I memorized the names of their basketball players. I already loved the color blue. And I was fascinated with eagles. I was in 5th Grade when I started thinking about college and boy did I set my eyes on one university along Katipunan. I didn’t want to take any other entrance exam; I was sure.

A few summers rolled by and I was ready. High school was nearly done and I thought I was ready for what was next. Filled with hope and armed with a few chocolate bars, pencils, sharpeners, and a really old eraser, I set foot in one of the grade school classrooms to take my dream university’s entrance exam. I found my seat, took a breath, and spent the whole afternoon answering test after test.

This was the start of the fulfillment of my dream.

Until it wasn’t.

A couple of months later, they released the list of names who successfully passed. I checked online and even on the boards inside the campus—I didn’t make it. I felt a dangerous mix of worry, annoyance, frustration, and doubt.

Suddenly, I had more what-ifs than my dream university’s basketball championships, which was infinite.

But the biggest “what” I had was right next to the word “now.” “So, what now?” I didn’t know where to go. But because of desperate times such as these, I learned a few bits of reality we often overlook.

1. The end of a dream is not the end of the world.

I was sad for a long time until God reminded me that He had great plans for me. Failing to enter my dream school was a big deal at that moment, but I had to look at the bigger picture. I wasn’t back to normal yet, but I had to press on knowing that if this dream wasn’t it, His plans will still always be for my own good.

2. The end of our skills is not the limit to our dreams.

I started applying to different schools, and just for kicks, I tried applying for scholarships too! What’s the harm, right? I was completely relying on what God had planned for me. I wasn’t the most athletic or the smartest, but I have a big God. As I applied to three other schools, I prayed. Whatever I had, no matter how much or how little, it was His to use.

3. His ways are higher than our ways.

At the end of March, a few weeks before graduation, I received letters from the schools. And up to this day, I’m still shocked (shookt!) that I received three full-scholarship offers. I could study free of tuition for my first year and choose to maintain it if I wanted to. I could have forced my way into the dream I thought was good for me, but I’m glad He showed me that His plans were far better. I was undeserving and completely unaware that my God really works for our good. On top of free education, we were given the opportunity to share about God to our schoolmates, start something exciting in Every Nation Campus Makati that still runs to this day, and I got to graduate with leadership honors! This was not a dream come true. This was beyond my wildest dreams.

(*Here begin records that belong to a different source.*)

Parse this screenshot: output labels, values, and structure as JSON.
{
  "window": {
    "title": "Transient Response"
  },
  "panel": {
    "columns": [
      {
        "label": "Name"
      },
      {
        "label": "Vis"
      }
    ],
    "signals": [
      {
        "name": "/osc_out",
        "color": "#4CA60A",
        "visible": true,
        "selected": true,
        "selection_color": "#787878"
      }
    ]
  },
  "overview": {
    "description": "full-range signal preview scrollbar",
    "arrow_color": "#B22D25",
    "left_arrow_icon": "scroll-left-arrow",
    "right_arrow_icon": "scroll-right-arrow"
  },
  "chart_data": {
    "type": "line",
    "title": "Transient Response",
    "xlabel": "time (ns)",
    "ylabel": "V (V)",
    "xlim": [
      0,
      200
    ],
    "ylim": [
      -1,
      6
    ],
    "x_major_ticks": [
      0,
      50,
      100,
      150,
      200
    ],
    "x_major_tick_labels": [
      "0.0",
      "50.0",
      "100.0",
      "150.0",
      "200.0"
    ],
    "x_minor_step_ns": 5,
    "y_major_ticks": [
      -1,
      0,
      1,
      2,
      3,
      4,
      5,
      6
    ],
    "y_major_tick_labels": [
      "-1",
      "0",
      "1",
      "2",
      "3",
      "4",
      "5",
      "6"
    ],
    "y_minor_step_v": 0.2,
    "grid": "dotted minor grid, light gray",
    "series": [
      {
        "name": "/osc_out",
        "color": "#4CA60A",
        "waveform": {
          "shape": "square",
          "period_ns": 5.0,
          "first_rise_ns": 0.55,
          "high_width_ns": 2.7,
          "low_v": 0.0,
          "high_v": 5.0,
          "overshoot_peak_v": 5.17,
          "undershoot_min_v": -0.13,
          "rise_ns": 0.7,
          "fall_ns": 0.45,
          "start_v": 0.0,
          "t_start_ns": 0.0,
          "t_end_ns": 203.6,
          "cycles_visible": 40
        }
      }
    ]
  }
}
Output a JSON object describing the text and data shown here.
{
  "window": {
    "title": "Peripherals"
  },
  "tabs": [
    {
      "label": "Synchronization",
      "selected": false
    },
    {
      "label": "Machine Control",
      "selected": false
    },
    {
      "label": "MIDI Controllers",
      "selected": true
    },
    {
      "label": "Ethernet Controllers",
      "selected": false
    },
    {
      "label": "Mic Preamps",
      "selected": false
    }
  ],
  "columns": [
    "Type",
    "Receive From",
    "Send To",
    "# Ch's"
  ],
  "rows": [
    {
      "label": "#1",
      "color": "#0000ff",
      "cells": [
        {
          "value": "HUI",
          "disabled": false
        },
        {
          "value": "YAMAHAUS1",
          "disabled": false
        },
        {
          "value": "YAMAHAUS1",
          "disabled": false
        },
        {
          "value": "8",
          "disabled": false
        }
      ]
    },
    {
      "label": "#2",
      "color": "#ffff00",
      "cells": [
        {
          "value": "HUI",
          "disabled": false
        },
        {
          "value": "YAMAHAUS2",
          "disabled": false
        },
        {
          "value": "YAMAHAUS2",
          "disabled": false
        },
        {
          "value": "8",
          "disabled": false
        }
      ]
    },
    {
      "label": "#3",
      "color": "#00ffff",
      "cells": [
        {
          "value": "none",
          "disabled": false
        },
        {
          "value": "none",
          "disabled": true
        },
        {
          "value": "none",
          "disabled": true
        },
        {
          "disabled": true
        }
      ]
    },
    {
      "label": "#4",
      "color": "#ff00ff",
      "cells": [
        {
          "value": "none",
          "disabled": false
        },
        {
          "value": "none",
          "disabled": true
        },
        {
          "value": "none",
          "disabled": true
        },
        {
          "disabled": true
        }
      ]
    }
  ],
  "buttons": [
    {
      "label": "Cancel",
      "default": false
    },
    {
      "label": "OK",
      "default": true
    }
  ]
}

Choosing and getting into a university will always be challenging, but remember that God STILL has great plans no matter what happens. I’m not just saying that; I’ve experienced it.